A mosasaur fossil featured at the center. Mosasaurs were giant

A mosasaur fossil featured at the center. Mosasaurs were giant

Orcas Wild, a new interpretive wildlife center, is opening in Eastsound across from the Episcopal Church on Main Street.

Demi Gary, a naturalist, boat captain and executive director of Orcas Wild, said the center is a place for “learning and discovering.”

It will be open to the public on May 15, 10 a.m. to 5 p.m. Watch the Sounder for information about the grand opening on June 9.

Visitors to Orcas Wild will find installments of visual posters by local naturalists. There will also be interactive elements to the center like a video area for screening of films donated by the Center for Whale Research and iPads equipped with whale sounds to show the diversity of each animal’s “voice.”

“They have languages like people,” said Gary. “We also want people to see how whales are an important part of the ecosystem.”

There will also be a gift shop showcasing items from local artists.

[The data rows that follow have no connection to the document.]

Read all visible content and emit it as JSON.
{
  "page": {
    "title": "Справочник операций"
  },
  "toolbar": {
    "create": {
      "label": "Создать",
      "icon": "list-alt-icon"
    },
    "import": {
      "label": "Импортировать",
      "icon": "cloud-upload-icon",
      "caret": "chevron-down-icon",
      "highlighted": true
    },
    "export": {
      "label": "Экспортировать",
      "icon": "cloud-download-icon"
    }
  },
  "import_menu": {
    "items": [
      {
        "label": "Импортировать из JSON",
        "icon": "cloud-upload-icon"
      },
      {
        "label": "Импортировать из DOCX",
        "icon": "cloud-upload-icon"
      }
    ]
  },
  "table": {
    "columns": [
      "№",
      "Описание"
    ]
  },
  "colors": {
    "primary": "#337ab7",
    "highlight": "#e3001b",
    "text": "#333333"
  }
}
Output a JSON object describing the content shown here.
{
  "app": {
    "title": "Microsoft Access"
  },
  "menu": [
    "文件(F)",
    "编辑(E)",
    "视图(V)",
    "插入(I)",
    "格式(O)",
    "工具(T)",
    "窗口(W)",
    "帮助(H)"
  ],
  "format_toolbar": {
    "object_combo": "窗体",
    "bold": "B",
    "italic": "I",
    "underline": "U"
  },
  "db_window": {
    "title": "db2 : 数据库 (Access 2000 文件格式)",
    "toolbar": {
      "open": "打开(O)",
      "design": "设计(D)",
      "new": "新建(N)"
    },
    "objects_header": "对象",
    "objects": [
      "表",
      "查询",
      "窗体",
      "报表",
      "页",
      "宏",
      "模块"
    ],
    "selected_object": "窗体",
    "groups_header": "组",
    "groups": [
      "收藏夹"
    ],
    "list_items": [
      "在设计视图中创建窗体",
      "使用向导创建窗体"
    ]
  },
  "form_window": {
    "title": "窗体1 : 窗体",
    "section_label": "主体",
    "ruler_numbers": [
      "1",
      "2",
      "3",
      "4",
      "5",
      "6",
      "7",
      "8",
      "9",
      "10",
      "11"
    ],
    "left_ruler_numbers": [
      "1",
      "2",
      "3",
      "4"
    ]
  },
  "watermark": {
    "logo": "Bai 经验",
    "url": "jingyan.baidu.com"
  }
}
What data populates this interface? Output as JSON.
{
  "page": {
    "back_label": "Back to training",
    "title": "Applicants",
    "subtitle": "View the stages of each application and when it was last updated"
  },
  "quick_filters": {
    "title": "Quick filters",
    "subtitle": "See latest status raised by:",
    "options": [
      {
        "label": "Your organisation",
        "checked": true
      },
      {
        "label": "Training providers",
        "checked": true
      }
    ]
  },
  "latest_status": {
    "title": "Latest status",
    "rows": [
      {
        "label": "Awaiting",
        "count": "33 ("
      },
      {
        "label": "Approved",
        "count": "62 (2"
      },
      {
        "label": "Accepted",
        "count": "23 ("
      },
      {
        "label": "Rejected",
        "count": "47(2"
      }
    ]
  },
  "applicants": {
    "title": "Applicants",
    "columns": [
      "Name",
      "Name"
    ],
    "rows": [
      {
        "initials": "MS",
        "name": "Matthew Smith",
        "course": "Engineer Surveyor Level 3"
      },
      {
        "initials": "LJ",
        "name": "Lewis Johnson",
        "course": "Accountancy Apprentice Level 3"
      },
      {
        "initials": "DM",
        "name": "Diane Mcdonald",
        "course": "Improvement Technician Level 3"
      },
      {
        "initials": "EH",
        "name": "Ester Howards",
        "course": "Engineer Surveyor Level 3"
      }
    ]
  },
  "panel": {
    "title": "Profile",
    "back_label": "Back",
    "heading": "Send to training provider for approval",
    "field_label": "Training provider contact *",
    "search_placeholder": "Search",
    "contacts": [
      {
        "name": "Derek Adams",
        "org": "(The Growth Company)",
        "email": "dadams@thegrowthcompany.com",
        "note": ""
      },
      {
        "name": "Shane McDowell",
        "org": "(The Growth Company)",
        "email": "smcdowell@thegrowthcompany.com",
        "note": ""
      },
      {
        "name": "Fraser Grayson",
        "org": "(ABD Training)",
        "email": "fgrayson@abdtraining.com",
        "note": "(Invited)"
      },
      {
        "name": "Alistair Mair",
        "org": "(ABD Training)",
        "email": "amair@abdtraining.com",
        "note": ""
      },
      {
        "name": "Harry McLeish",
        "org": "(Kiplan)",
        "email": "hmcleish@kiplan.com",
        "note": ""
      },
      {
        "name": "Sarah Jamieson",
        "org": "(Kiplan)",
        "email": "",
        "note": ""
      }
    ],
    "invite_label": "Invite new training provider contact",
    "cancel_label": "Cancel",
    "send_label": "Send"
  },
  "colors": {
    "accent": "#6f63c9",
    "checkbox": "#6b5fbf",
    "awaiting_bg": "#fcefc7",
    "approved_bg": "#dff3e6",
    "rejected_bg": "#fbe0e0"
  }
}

What will probably be one of the most popular aspects of the center will be the tide pools “touch tank” created by Russel Barsh, director of the Lopez-based science laboratory Kwiaht. There will be a rotation of different creatures found in the inner tidal zone of the Salish Sea like sea stars, mussels, anemones, fish and urchins. The pools will be manned by staff trained by Barsh.

“It’s basically a mini version of Indian Island,” said Gary.

There will also be an opportunity for free walking tours of Indian Island to see wildlife in action.

As scientists working with the general public, Gary said Orcas Wild’s greatest challenge will be to reach people in a language that everyone can understand.

She hopes the interpretive center will help people get more in touch with the natural world, which includes vital sea life like the southern resident orcas population and chinook salmon, leading people to think critically when it comes to new oil pipelines or oil spills.

“We want people to leave feeling like they have learned something,” said Gary.

For more info, visit www.orcaswild.com.